Records from a collection
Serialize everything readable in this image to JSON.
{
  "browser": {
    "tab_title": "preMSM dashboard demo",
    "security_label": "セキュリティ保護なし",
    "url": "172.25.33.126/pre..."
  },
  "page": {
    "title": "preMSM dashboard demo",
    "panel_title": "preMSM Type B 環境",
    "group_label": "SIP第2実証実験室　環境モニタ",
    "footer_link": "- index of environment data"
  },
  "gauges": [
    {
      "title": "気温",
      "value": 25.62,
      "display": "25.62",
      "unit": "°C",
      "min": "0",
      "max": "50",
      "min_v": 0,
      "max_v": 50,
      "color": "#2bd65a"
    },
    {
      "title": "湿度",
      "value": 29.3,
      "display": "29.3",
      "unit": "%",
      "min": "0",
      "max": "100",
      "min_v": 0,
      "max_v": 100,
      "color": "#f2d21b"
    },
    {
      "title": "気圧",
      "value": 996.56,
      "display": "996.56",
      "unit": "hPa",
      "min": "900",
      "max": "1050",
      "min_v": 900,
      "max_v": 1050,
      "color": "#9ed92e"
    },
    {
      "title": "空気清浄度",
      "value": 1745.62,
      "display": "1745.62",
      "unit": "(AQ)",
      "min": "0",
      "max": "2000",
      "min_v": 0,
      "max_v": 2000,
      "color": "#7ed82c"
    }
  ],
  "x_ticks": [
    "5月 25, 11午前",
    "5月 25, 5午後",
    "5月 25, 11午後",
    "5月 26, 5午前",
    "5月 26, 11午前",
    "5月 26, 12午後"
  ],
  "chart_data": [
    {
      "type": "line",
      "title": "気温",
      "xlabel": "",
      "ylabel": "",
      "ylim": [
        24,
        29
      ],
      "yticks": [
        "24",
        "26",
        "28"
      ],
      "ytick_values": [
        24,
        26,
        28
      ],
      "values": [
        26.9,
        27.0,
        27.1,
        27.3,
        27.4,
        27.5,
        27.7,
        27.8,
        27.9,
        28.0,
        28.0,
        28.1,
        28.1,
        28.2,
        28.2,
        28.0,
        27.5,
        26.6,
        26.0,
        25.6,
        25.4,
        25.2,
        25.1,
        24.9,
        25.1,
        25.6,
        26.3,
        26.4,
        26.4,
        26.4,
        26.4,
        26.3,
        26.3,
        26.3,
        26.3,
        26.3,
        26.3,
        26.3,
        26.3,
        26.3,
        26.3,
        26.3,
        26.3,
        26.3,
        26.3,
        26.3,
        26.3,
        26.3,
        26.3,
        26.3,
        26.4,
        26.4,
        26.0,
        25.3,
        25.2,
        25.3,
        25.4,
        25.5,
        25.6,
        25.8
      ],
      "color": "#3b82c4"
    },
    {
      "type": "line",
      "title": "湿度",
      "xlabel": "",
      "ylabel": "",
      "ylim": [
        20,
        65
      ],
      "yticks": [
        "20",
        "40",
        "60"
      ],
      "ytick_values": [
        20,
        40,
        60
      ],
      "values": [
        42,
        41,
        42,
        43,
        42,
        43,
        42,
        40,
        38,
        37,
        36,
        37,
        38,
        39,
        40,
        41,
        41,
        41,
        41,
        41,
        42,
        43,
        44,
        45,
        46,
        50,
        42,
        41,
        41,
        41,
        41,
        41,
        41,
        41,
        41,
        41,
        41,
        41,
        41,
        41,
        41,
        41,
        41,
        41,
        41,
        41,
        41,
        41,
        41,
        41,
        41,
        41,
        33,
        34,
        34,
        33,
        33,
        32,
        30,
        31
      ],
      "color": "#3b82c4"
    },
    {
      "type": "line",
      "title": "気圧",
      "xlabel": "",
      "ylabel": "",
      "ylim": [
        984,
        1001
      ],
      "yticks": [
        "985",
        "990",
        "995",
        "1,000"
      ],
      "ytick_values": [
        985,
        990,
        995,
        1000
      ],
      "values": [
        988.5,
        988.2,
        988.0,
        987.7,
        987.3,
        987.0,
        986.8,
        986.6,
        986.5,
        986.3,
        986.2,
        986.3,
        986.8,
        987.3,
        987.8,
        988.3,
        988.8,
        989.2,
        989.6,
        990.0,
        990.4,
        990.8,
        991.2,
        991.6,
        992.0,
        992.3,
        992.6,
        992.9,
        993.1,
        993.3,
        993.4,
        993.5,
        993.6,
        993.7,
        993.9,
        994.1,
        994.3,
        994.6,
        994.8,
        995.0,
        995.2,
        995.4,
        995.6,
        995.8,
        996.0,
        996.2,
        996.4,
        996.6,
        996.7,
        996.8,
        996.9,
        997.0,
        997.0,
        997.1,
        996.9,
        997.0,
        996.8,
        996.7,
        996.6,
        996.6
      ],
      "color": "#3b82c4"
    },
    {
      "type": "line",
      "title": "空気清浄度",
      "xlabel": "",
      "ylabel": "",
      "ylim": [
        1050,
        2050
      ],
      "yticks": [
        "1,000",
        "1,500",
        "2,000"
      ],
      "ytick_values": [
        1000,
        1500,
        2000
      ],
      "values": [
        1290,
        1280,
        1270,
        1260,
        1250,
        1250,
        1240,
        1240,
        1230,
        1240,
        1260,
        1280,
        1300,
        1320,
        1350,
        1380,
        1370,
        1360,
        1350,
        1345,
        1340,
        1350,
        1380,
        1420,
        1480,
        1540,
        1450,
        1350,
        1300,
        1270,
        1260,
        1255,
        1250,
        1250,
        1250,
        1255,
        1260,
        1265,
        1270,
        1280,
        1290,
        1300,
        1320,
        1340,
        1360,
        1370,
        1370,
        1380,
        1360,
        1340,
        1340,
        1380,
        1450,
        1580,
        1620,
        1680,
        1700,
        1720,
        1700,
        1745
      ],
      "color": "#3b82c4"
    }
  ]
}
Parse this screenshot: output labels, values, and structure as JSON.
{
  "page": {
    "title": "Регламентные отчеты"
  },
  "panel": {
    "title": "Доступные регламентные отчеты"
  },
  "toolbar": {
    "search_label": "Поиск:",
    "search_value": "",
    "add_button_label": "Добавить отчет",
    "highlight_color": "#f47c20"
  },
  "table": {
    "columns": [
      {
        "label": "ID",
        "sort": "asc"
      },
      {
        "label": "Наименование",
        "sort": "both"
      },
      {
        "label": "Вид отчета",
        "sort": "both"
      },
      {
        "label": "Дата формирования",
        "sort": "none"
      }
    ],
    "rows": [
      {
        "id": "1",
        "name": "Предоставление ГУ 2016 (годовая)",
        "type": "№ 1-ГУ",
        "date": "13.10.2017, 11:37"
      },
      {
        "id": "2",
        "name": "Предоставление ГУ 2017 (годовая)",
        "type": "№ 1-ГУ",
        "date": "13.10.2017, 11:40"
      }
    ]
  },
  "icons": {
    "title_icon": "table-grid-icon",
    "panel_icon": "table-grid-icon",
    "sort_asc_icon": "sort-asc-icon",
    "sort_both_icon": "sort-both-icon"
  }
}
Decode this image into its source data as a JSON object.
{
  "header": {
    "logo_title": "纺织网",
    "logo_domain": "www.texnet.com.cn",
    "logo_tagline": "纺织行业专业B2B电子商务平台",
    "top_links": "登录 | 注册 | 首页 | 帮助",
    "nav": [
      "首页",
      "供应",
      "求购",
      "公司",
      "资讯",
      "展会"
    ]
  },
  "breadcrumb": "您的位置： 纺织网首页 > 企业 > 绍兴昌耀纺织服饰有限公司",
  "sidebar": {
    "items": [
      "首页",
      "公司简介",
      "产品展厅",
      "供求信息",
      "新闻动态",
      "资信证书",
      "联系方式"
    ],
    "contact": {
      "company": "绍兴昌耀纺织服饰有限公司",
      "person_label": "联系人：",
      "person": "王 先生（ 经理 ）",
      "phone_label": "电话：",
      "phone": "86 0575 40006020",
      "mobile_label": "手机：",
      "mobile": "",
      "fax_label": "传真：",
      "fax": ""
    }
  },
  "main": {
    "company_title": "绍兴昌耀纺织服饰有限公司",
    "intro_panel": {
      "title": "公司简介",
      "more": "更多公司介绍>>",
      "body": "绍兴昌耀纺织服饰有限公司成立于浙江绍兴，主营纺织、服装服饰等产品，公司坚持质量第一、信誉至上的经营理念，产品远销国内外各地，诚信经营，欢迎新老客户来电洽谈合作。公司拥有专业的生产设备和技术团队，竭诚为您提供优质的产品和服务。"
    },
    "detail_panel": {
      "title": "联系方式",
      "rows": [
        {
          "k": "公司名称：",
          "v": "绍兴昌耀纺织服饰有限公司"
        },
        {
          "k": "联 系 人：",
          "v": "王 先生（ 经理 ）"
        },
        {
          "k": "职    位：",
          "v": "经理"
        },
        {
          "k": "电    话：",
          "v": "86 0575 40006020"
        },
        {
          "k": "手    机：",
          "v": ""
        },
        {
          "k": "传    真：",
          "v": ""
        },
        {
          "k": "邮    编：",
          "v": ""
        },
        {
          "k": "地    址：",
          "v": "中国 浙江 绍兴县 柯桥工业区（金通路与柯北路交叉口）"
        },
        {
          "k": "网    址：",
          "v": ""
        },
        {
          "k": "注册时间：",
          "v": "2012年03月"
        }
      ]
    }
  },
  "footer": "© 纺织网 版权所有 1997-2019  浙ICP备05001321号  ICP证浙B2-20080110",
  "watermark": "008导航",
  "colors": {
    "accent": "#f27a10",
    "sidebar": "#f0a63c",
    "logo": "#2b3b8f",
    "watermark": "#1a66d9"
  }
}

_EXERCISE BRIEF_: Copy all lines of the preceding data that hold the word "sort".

_FINAL ANSWER_:
        "sort": "asc"
        "sort": "both"
        "sort": "both"
        "sort": "none"
    "sort_asc_icon": "sort-asc-icon",
    "sort_both_icon": "sort-both-icon"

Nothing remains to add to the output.